Electricity production from nuclear sources (kWh)0
Electricity production from renewable sources (kWh)8,501,000,000
Electricity production from hydroelectric sources (kWh)8,329,000,000
Electricity production from renewable sources, excluding hydroelectric (kWh)172,000,000
Electricity production from oil sources (kWh)560,000,000
Formulas Electricity production = Electricity production from coal sources + Electricity production from natural gas sources + Electricity production from nuclear sources + Electricity production from renewable sources + Electricity production from oil sources

Electricity production from renewable sources = Electricity production from hydroelectric sources + Electricity production from renewable sources, excluding hydroelectric

YearElectric power consumption (kWh)
199014,296,000,000
199112,253,000,000
199210,188,000,000
199310,168,000,000
199410,249,000,000
199510,694,000,000
199610,960,000,000
199711,836,000,000
199811,933,000,000
199912,448,000,000
200012,572,000,000
200112,794,000,000
200213,684,000,000
200313,970,000,000
200414,713,000,000
200515,440,000,000
200616,143,000,000
200716,580,000,000
200817,197,000,000
200916,439,000,000
201016,848,000,000
YearElectric power consumption (kWh per capita)
19902,991
19912,717
19922,279
19932,191
19942,204
19952,290
19962,439
19972,589
19982,651
19992,733
20002,840
20012,882
20023,082
20033,146
20043,314
20053,476
20063,636
20073,738
20083,878
20093,712
20103,814
Electricity production (kWh)Electricity production is measured at the terminals of all alternator sets in a station. In addition to hydropower, coal, oil, gas, and nuclear power generation, it covers generation by geothermal, solar, wind, and tide and wave energy, as well as that from combustible renewables and waste. Production includes the output of electricity plants that are designed to produce electricity only as well as that of combined heat and power plants.
Electricity production from coal sources (kWh)Sources of electricity refer to the inputs used to generate electricity. Coal refers to all coal and brown coal, both primary (including hard coal and lignite-brown coal) and derived fuels (including patent fuel, coke oven coke, gas coke, coke oven gas, and blast furnace gas). Peat is also included in this category.
Electricity production from natural gas sources (kWh)Sources of electricity refer to the inputs used to generate electricity. Gas refers to natural gas but excludes natural gas liquids.
Electricity production from nuclear sources (kWh)Sources of electricity refer to the inputs used to generate electricity. Nuclear power refers to electricity produced by nuclear power plants.
Electricity production from renewable sources (kWh)Electricity production from renewable sources includes hydropower, geothermal, solar, tides, wind, biomass, and biofuels.

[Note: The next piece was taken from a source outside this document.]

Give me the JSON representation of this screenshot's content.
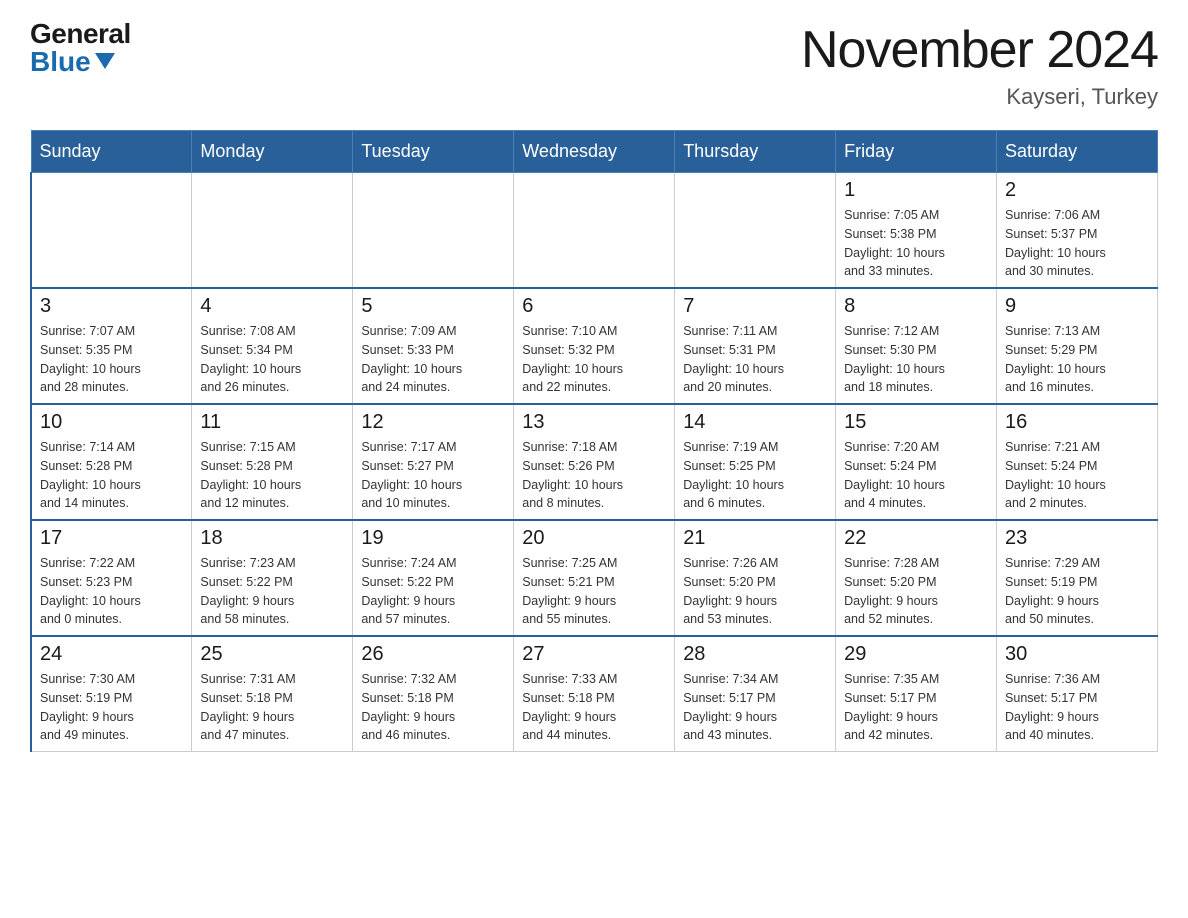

Electricity production from oil sources (kWh)Sources of electricity refer to the inputs used to generate electricity. Oil refers to crude oil and petroleum products.
Electricity production from hydroelectric sources (kWh)Sources of electricity refer to the inputs used to generate electricity. Hydropower refers to electricity produced by hydroelectric power plants.

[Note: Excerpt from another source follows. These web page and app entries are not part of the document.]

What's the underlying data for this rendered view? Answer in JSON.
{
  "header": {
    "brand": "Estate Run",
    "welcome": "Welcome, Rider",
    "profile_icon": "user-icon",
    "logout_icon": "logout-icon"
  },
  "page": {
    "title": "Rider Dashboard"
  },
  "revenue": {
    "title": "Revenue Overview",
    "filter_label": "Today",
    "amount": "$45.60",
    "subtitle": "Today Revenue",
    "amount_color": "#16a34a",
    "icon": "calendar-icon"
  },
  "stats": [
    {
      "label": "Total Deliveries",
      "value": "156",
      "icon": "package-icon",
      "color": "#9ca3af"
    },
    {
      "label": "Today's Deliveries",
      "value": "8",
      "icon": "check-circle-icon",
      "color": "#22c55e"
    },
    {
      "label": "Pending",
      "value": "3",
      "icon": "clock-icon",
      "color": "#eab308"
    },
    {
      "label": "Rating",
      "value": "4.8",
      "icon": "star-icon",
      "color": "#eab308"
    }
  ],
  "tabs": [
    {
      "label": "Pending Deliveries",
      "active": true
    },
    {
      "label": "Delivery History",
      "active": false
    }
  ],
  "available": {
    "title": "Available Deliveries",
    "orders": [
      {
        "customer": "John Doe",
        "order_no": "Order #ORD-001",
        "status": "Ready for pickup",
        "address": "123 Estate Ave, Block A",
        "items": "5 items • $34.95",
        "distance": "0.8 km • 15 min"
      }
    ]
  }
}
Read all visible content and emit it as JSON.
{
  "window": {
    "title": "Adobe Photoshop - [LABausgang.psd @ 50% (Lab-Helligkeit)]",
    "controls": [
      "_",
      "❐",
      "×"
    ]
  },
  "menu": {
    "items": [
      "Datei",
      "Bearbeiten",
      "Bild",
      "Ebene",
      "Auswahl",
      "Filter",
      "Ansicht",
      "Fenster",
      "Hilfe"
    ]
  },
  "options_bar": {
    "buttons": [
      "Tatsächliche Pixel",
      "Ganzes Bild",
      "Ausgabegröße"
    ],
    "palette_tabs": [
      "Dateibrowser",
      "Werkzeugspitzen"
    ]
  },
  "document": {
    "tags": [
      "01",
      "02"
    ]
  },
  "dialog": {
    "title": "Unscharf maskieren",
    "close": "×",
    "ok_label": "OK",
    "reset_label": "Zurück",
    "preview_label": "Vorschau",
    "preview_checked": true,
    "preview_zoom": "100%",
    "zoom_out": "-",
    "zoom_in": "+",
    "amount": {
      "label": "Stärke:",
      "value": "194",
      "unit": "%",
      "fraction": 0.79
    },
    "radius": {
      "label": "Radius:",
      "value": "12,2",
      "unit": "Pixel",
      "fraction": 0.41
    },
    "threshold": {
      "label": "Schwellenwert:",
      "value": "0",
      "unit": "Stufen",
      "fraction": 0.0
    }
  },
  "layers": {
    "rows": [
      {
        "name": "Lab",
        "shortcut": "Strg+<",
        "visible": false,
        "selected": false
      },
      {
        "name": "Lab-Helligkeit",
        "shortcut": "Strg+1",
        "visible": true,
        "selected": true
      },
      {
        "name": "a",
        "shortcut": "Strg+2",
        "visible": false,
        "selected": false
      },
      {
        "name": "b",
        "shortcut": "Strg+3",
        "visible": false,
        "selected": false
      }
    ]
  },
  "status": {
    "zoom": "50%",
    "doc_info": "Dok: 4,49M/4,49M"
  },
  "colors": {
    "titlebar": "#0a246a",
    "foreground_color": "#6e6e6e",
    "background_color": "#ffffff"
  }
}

Electricity production from renewable sources, excluding hydroelectric (kWh)Electricity production from renewable sources, excluding hydroelectric, includes geothermal, solar, tides, wind, biomass, and biofuels.
Electric power consumption (kWh)Electric power consumption measures the production of power plants and combined heat and power plants less transmission, distribution, and transformation losses and own use by heat and power plants.
Electric power consumption (kWh per capita)Electric power consumption measures the production of power plants and combined heat and power plants less transmission, distribution, and transformation losses and own use by heat and power plants.
Data Source: Worldbank, World Development Indicators